▸ Brief
Tally every line in the entries below that holds "icon", then give only the total.
BEGIN Task input
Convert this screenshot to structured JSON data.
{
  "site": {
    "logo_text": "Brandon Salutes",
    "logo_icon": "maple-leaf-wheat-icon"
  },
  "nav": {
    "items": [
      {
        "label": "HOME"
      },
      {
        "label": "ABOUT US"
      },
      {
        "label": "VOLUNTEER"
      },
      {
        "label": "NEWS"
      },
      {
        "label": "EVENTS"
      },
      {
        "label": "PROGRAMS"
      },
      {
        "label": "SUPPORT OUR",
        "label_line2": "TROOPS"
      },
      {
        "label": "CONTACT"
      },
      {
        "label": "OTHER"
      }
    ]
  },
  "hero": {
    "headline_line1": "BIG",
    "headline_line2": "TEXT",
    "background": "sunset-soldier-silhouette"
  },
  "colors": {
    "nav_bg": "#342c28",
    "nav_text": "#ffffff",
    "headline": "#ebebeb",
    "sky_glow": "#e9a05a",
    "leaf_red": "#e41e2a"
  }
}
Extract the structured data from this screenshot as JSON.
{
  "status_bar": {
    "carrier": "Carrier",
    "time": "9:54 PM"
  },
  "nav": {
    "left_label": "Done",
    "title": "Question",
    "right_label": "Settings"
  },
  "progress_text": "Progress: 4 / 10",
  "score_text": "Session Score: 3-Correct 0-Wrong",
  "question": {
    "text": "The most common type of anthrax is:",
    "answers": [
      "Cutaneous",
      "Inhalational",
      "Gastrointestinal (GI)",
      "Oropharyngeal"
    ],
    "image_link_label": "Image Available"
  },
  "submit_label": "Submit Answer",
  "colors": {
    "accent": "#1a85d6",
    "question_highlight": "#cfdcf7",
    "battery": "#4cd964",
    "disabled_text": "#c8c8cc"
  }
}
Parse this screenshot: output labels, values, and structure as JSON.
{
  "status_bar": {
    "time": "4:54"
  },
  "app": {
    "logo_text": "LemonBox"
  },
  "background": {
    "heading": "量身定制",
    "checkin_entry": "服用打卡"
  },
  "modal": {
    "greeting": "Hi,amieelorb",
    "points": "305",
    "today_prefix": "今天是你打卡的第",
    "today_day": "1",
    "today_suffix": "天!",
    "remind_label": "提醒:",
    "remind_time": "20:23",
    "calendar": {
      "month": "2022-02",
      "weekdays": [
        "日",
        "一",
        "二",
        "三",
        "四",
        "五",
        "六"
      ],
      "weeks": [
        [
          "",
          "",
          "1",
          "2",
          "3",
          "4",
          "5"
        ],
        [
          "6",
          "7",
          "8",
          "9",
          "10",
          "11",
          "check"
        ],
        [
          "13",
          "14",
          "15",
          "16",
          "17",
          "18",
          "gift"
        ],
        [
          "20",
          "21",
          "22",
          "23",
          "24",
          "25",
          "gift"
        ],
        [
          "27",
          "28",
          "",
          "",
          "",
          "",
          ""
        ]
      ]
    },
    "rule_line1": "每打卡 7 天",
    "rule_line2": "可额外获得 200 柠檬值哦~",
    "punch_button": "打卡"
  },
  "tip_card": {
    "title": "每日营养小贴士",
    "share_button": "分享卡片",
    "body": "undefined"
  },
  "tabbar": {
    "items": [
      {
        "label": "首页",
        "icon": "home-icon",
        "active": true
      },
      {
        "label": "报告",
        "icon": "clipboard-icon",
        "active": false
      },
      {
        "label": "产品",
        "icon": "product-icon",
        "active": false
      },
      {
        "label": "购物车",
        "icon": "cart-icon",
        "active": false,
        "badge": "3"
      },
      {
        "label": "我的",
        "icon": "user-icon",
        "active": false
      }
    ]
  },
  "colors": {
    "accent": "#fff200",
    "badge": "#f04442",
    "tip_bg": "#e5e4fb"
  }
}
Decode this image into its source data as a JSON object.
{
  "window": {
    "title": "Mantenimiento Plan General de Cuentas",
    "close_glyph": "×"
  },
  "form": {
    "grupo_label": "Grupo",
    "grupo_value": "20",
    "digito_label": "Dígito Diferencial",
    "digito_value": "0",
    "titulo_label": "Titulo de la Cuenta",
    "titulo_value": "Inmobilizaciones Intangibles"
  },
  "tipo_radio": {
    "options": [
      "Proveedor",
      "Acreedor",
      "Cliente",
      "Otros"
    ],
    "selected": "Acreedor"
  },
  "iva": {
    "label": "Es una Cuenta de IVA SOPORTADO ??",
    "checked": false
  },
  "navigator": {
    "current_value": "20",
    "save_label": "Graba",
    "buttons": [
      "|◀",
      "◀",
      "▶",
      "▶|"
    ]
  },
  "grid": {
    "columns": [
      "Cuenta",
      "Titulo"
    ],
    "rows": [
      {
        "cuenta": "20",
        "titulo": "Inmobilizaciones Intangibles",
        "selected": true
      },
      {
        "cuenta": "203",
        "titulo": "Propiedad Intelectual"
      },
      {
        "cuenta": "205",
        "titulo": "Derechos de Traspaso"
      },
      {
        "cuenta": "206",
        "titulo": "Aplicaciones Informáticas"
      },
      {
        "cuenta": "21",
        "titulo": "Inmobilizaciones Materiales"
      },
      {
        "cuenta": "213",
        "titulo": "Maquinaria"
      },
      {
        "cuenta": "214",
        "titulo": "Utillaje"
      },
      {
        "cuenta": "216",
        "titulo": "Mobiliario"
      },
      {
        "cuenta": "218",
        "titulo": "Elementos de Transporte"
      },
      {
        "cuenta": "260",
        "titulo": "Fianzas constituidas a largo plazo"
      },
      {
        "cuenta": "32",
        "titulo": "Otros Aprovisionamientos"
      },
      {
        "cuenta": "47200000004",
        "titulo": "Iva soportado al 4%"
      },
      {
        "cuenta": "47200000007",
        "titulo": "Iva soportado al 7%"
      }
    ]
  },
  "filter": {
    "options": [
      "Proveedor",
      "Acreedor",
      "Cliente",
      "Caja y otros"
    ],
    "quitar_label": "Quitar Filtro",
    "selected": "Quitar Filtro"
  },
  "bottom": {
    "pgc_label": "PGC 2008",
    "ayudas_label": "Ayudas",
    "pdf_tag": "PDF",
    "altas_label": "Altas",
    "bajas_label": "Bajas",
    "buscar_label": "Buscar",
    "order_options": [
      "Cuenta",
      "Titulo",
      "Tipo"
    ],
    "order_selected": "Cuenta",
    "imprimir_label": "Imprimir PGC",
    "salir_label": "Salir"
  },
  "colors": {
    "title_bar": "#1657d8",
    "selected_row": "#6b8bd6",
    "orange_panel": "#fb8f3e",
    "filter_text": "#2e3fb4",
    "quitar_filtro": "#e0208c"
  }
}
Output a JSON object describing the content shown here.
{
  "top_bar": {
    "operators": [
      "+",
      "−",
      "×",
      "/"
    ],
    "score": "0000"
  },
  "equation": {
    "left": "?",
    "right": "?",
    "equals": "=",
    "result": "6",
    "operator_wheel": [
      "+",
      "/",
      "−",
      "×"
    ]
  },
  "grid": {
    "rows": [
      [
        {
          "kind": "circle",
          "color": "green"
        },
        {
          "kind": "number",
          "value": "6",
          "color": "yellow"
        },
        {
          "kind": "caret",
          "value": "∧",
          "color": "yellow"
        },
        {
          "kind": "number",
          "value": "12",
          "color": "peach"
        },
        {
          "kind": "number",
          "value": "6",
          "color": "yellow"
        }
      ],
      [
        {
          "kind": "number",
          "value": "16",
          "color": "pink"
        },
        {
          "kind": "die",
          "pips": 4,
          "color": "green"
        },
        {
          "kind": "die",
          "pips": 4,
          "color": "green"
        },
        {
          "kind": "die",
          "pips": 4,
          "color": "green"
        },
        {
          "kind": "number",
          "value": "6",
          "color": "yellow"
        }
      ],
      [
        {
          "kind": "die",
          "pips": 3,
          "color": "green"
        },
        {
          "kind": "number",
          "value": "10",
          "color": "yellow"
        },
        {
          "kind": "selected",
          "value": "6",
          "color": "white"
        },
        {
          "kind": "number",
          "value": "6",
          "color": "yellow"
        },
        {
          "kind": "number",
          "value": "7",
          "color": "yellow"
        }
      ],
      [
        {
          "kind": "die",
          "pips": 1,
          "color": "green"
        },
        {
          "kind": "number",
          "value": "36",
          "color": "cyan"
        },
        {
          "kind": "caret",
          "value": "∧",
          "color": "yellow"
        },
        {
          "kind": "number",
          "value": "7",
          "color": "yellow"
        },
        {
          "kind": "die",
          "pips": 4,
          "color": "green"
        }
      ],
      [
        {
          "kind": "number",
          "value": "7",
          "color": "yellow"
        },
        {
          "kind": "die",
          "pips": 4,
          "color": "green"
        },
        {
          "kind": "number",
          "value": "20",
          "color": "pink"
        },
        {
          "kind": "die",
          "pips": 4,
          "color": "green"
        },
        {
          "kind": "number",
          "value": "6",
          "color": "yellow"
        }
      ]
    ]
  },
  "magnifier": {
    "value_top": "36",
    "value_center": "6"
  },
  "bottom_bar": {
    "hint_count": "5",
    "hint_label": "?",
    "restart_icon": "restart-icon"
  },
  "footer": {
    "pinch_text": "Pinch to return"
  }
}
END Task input
▸ Task output
7